Global stocks extended their gains Friday, capping a week where investors looked past international trade tensions and bet that a strengthening U.S. economy could keep the rally intact.
Taking their lead from Wall Street’s record close on Thursday, stock markets from China to Germany were poised for strong weekly gains. The Stoxx Europe 600 was up 0.5% around midday, led by gains in the automotive and resources sectors. Asian markets rallied across the board.
In the U.S., futures pointed to a 0.1% opening gain for the S&P 500 and 0.2% rise for the Dow Jones Industrial Average after both indexes set new highs in the previous session. It was the S&P 500’s 19th record close this year.
The gains come as investors this week mostly shrugged off the imposition of new tariffs in the continuing trade spat between the U.S. and China.

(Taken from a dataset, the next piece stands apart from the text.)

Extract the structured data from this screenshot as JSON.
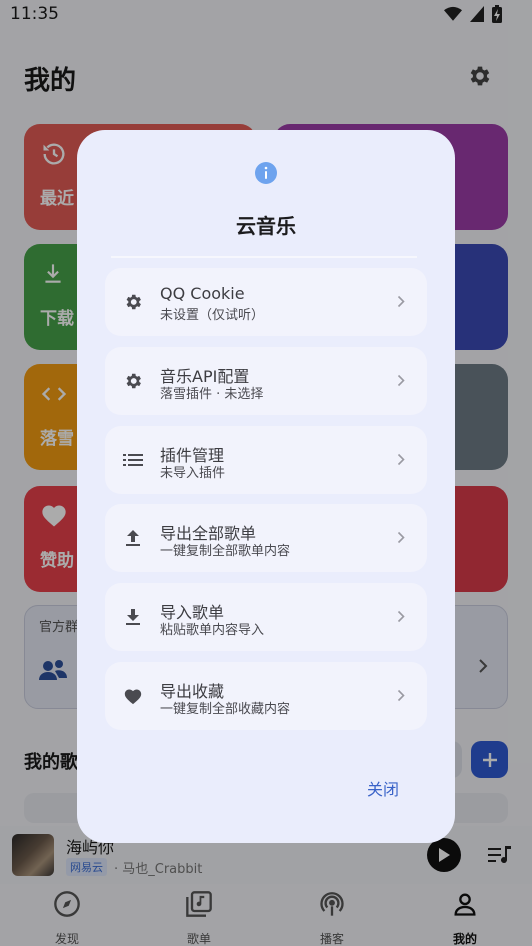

Market participants instead focused on the strong fundamental outlook, including solid corporate earnings and a robust U.S. economy, which is growing at its fastest rate since 2014.
“Risk is having a great time at the moment,” said Jim Reid, an analyst at Deutsche Bank, in a note to clients.
Underscoring the robust economic outlook, Labor Department data on Thursday showed that initial jobless claims, a proxy for layoffs across the U.S., fell to the lowest level since 1969.
“The broader picture is clear: the U.S. economy is doing very well,” said Eric Stein, co-director of global income at Boston-based Eaton Vance. “At some point you start to wonder if this is as good as it gets. But we are not there yet.”
Investors were also looking to next week’s Federal Reserve meeting. Most watchers are expecting the U.S. central bank to raise interest rates.
“With the economy doing well and inflation not picking up much, it has been easy for the Fed this year,” said Mr. Stein, who is expecting a rate rise next week and one more in December. “A year from now is where it gets more interesting.”
The 10-year U.S. Treasury yield rose slightly to 3.081%, compared with 3.076% on Thursday. Yields move inversely to prices.
The WSJ Dollar Index, which tracks the dollar against a basket of 16 currencies, was up 0.2%.
In Asia, Chinese equities led the way, with the Shanghai Composite closing up 2.5%, its biggest gain in six weeks. Japan’s Nikkei Stock Average rose 0.8% while Hong Kong’s Hang Seng finished up 1.7%.
In commodities, Brent crude, the global oil price benchmark, was up 0.2% while gold was up 0.1%.
Write to Georgi Kantchev at [email protected]